[WHAT YOU ARE ASKED TO DO]
Copy the entries exactly. Their pictures do not belong in the copy.

[Interface dataset entries]
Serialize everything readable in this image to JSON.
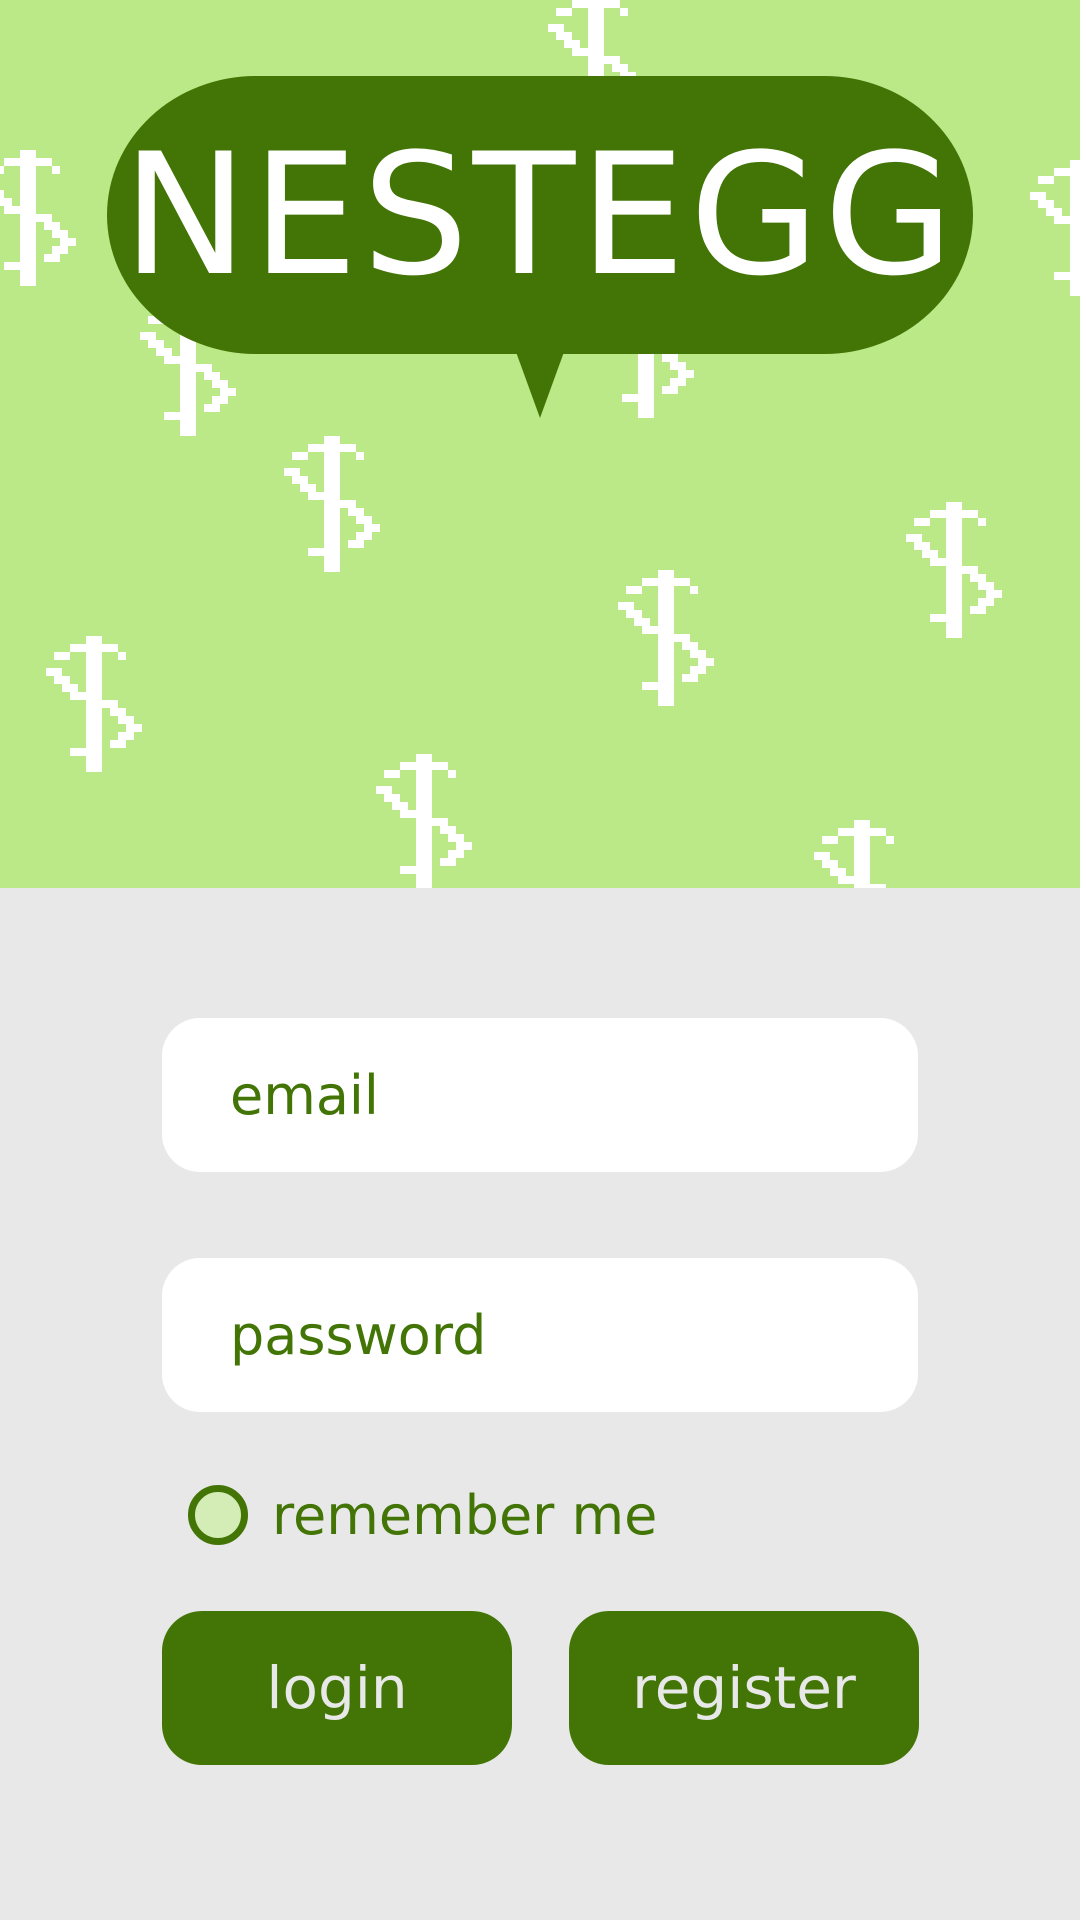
{
  "app": {
    "logo_text": "NESTEGG",
    "colors": {
      "hero_background": "#bbe987",
      "brand_green": "#427505",
      "page_background": "#e8e8e8",
      "field_background": "#ffffff"
    }
  },
  "form": {
    "email_placeholder": "email",
    "password_placeholder": "password",
    "remember_label": "remember me",
    "remember_checked": false,
    "login_label": "login",
    "register_label": "register"
  },
  "decor": {
    "pattern_icon": "pixel-dollar-icon"
  }
}
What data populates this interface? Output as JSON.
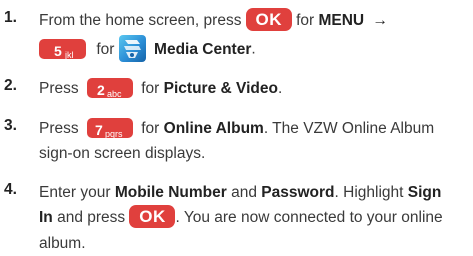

[ANSWER BELOW]
Serialize everything readable in this image to JSON.
{
  "app": {
    "logo_text": "NESTEGG",
    "colors": {
      "hero_background": "#bbe987",
      "brand_green": "#427505",
      "page_background": "#e8e8e8",
      "field_background": "#ffffff"
    }
  },
  "form": {
    "email_placeholder": "email",
    "password_placeholder": "password",
    "remember_label": "remember me",
    "remember_checked": false,
    "login_label": "login",
    "register_label": "register"
  },
  "decor": {
    "pattern_icon": "pixel-dollar-icon"
  }
}
What data populates this interface? Output as JSON.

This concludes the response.